Dataset entries
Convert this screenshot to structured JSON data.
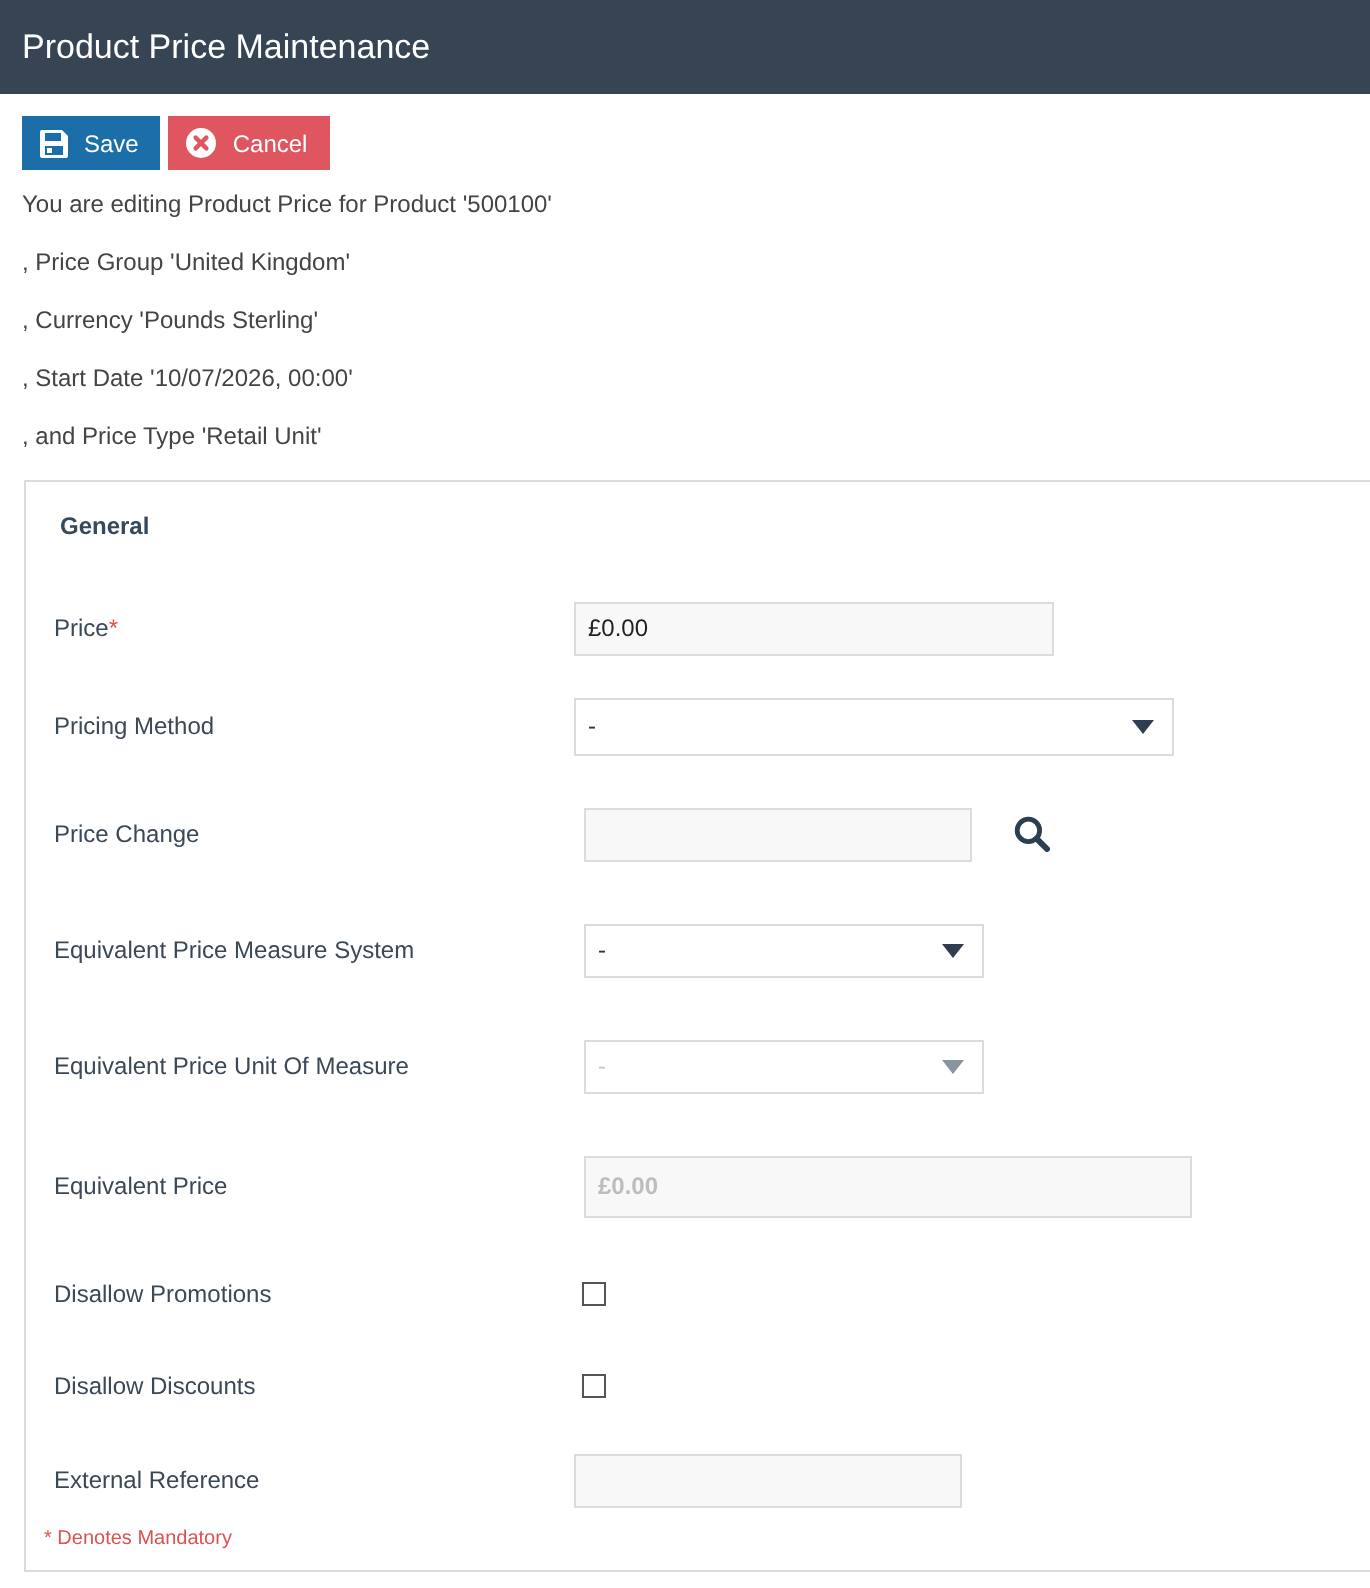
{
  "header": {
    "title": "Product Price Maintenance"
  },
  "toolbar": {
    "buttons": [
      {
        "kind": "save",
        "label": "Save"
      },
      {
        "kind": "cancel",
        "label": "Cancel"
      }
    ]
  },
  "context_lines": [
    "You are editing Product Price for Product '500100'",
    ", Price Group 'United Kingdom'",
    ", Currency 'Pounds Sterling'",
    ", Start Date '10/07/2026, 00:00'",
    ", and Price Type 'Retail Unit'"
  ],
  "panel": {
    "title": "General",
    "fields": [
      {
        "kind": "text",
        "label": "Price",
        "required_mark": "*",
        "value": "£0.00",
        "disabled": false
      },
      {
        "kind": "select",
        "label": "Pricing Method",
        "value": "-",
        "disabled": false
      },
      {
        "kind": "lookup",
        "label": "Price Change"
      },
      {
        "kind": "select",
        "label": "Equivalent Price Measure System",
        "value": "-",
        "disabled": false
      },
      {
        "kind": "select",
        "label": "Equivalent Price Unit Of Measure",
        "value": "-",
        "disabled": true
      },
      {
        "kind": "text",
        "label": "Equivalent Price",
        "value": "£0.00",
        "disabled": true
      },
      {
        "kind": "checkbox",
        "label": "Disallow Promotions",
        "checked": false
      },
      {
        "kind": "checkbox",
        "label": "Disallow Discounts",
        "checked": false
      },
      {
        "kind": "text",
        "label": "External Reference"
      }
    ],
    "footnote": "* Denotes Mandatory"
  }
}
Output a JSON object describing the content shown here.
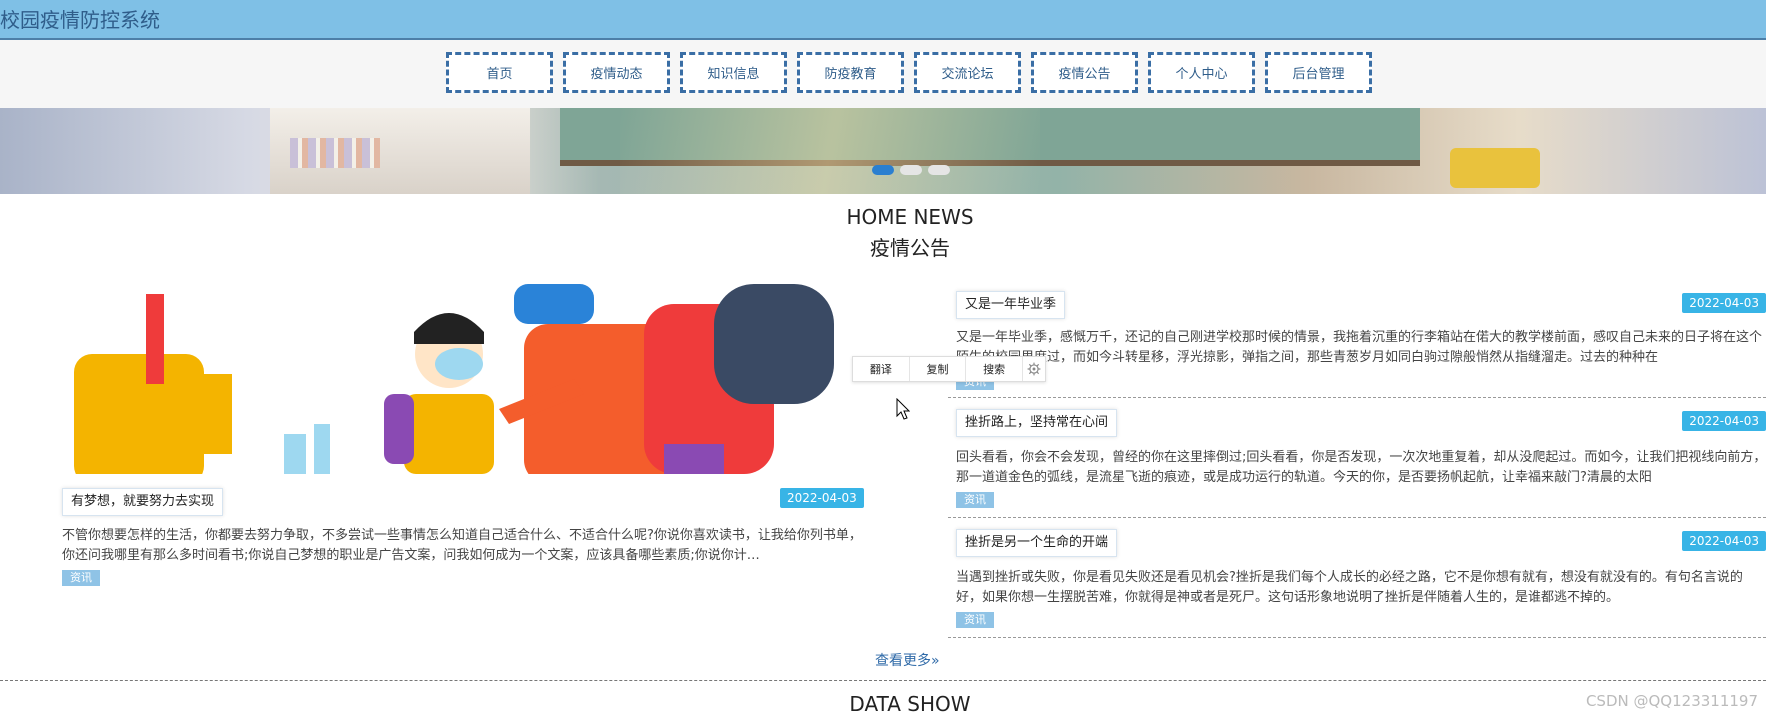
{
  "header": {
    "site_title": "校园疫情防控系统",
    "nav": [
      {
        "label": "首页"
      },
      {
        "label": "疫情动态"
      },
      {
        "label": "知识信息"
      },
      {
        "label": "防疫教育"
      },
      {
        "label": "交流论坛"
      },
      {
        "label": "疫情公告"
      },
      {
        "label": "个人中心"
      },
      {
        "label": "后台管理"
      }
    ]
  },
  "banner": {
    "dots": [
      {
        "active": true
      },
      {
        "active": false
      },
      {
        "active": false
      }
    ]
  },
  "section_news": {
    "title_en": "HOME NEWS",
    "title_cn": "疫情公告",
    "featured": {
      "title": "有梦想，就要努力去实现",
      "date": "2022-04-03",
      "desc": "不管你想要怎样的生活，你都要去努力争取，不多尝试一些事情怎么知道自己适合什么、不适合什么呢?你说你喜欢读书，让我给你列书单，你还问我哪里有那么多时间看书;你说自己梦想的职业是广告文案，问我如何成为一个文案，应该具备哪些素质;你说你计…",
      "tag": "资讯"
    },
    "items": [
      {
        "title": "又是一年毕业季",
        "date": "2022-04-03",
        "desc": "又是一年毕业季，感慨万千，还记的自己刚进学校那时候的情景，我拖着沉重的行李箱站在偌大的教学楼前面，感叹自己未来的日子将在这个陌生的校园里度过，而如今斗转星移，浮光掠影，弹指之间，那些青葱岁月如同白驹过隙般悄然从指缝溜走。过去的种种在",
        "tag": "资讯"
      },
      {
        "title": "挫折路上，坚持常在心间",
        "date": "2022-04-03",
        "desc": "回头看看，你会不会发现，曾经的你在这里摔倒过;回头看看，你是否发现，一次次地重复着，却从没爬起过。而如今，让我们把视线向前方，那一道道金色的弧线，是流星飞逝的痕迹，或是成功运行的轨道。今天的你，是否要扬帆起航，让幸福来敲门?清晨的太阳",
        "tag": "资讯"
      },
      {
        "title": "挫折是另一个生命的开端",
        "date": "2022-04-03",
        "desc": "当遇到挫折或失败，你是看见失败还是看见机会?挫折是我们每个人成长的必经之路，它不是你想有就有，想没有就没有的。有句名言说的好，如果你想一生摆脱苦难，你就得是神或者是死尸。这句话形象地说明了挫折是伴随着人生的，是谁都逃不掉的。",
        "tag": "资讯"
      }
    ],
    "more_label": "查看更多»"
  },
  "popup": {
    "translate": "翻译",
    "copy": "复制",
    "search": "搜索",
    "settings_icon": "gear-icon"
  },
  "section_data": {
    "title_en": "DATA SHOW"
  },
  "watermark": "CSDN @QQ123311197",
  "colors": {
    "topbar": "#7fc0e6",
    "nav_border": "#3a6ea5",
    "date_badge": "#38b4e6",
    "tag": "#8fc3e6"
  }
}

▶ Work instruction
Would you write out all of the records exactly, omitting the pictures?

▶ Written solution
Convert this screenshot to structured JSON data.
{
  "header": {
    "title": "Product Price Maintenance"
  },
  "toolbar": {
    "buttons": [
      {
        "kind": "save",
        "label": "Save"
      },
      {
        "kind": "cancel",
        "label": "Cancel"
      }
    ]
  },
  "context_lines": [
    "You are editing Product Price for Product '500100'",
    ", Price Group 'United Kingdom'",
    ", Currency 'Pounds Sterling'",
    ", Start Date '10/07/2026, 00:00'",
    ", and Price Type 'Retail Unit'"
  ],
  "panel": {
    "title": "General",
    "fields": [
      {
        "kind": "text",
        "label": "Price",
        "required_mark": "*",
        "value": "£0.00",
        "disabled": false
      },
      {
        "kind": "select",
        "label": "Pricing Method",
        "value": "-",
        "disabled": false
      },
      {
        "kind": "lookup",
        "label": "Price Change"
      },
      {
        "kind": "select",
        "label": "Equivalent Price Measure System",
        "value": "-",
        "disabled": false
      },
      {
        "kind": "select",
        "label": "Equivalent Price Unit Of Measure",
        "value": "-",
        "disabled": true
      },
      {
        "kind": "text",
        "label": "Equivalent Price",
        "value": "£0.00",
        "disabled": true
      },
      {
        "kind": "checkbox",
        "label": "Disallow Promotions",
        "checked": false
      },
      {
        "kind": "checkbox",
        "label": "Disallow Discounts",
        "checked": false
      },
      {
        "kind": "text",
        "label": "External Reference"
      }
    ],
    "footnote": "* Denotes Mandatory"
  }
}
Output a JSON object describing the content shown here.
{
  "header": {
    "site_title": "校园疫情防控系统",
    "nav": [
      {
        "label": "首页"
      },
      {
        "label": "疫情动态"
      },
      {
        "label": "知识信息"
      },
      {
        "label": "防疫教育"
      },
      {
        "label": "交流论坛"
      },
      {
        "label": "疫情公告"
      },
      {
        "label": "个人中心"
      },
      {
        "label": "后台管理"
      }
    ]
  },
  "banner": {
    "dots": [
      {
        "active": true
      },
      {
        "active": false
      },
      {
        "active": false
      }
    ]
  },
  "section_news": {
    "title_en": "HOME NEWS",
    "title_cn": "疫情公告",
    "featured": {
      "title": "有梦想，就要努力去实现",
      "date": "2022-04-03",
      "desc": "不管你想要怎样的生活，你都要去努力争取，不多尝试一些事情怎么知道自己适合什么、不适合什么呢?你说你喜欢读书，让我给你列书单，你还问我哪里有那么多时间看书;你说自己梦想的职业是广告文案，问我如何成为一个文案，应该具备哪些素质;你说你计…",
      "tag": "资讯"
    },
    "items": [
      {
        "title": "又是一年毕业季",
        "date": "2022-04-03",
        "desc": "又是一年毕业季，感慨万千，还记的自己刚进学校那时候的情景，我拖着沉重的行李箱站在偌大的教学楼前面，感叹自己未来的日子将在这个陌生的校园里度过，而如今斗转星移，浮光掠影，弹指之间，那些青葱岁月如同白驹过隙般悄然从指缝溜走。过去的种种在",
        "tag": "资讯"
      },
      {
        "title": "挫折路上，坚持常在心间",
        "date": "2022-04-03",
        "desc": "回头看看，你会不会发现，曾经的你在这里摔倒过;回头看看，你是否发现，一次次地重复着，却从没爬起过。而如今，让我们把视线向前方，那一道道金色的弧线，是流星飞逝的痕迹，或是成功运行的轨道。今天的你，是否要扬帆起航，让幸福来敲门?清晨的太阳",
        "tag": "资讯"
      },
      {
        "title": "挫折是另一个生命的开端",
        "date": "2022-04-03",
        "desc": "当遇到挫折或失败，你是看见失败还是看见机会?挫折是我们每个人成长的必经之路，它不是你想有就有，想没有就没有的。有句名言说的好，如果你想一生摆脱苦难，你就得是神或者是死尸。这句话形象地说明了挫折是伴随着人生的，是谁都逃不掉的。",
        "tag": "资讯"
      }
    ],
    "more_label": "查看更多»"
  },
  "popup": {
    "translate": "翻译",
    "copy": "复制",
    "search": "搜索",
    "settings_icon": "gear-icon"
  },
  "section_data": {
    "title_en": "DATA SHOW"
  },
  "watermark": "CSDN @QQ123311197",
  "colors": {
    "topbar": "#7fc0e6",
    "nav_border": "#3a6ea5",
    "date_badge": "#38b4e6",
    "tag": "#8fc3e6"
  }
}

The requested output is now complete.